ConclusionThere is a syndrome of late neurological effects after RT, salvage surgery, and pharyngeal instrumentation that is associated with high morbidity and mortality. © 2015 Wiley Periodicals, Inc. Head Neck, 2015
Source: Head and Neck - Category: ENT & OMF Authors: Tags: Original Article Source Type: research
Some may think another cancer awareness week is like Hallmark's Friendship Day -- nice, but not necessary. National Oral, Head, and Neck Cancer Awareness Week will take place April 10-16, 2016, and it's more important than ever because there actually is a big lack of awareness. Did you know that HPV-related throat cancer is on the rise at an alarming rate? According to the National Cancer Institute, the three most common cancers are breast, lung, and prostate cancer. But there will be an estimated 61,000 oral and throat cancer cases in 2016; an estimated 13,000 cases will result in death. Of those, some 9,000 people ar...
Source: Healthy Living - The Huffington Post - Category: Consumer Health News Source Type: news
Publication date: Available online 4 April 2016 Source:Journal of Clinical Neuroscience Author(s): Sheri K. Palejwala, Kevin A. Lawson, Sean L. Kent, Nikolay L. Martirosyan, Travis M. Dumont Osteoradionecrosis is a known complication following radiation therapy, presenting most commonly in the cervical spine as a delayed consequence of radiation that is often necessary in the management of head and neck cancers. In contrast, osteoradionecrosis has rarely been described in the lumbar spine. Here we describe, to our knowledge, the first reported case of lumbar spine osteoradionecrosis, after adjuvant radiation for a p...
Source: Journal of Clinical Neuroscience - Category: Neuroscience Source Type: research
Most people view their twice-yearly visits to the dentist as little more than a cleaning and a check-up. But in reality, those visits are much more important than you probably realize. That's because your dentist is looking inside your mouth for a lot more than cavities. Plenty of medical conditions -- including some alarming ones! -- manifest in the mouth, which is the part of your body your dentist knows the most about. In fact, it's possible that your dentist is able to alert you of a potentially serious condition long before you even think about going to a primary care doctor. Here's a list of some of the medical cond...
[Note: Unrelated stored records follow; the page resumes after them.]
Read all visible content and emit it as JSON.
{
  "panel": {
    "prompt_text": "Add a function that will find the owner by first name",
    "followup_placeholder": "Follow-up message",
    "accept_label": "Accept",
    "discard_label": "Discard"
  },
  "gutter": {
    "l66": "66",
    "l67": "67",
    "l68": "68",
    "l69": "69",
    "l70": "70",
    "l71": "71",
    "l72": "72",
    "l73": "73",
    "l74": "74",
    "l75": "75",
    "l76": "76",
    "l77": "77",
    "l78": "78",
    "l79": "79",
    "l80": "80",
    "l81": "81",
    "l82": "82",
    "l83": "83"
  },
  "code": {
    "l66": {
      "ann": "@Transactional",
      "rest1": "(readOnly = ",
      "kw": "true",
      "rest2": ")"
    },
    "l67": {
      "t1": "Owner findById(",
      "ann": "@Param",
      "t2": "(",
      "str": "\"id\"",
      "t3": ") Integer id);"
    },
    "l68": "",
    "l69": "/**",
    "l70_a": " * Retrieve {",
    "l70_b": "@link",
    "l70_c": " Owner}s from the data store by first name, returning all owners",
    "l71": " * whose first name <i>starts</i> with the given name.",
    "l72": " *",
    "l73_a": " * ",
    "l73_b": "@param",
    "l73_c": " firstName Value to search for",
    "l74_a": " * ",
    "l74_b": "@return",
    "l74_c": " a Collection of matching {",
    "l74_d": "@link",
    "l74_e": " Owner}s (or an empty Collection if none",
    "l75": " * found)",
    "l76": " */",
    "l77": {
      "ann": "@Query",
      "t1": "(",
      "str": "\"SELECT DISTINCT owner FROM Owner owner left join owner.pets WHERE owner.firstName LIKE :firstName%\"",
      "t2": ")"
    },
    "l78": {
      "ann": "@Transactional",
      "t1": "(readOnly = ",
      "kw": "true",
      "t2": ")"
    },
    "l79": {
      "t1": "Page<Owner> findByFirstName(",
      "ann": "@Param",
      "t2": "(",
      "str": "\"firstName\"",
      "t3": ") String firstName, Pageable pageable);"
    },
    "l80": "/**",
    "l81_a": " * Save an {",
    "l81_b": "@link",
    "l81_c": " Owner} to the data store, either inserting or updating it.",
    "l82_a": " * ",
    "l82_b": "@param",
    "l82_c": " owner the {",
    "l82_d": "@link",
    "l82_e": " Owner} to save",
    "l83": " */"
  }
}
Source: Healthy Living - The Huffington Post - Category: Consumer Health News Source Type: news
More News: Back Pain | Cancer | Cancer & Oncology | Head and Neck Cancer | Pain | Speech-Language Pathology | Sports Medicine | Study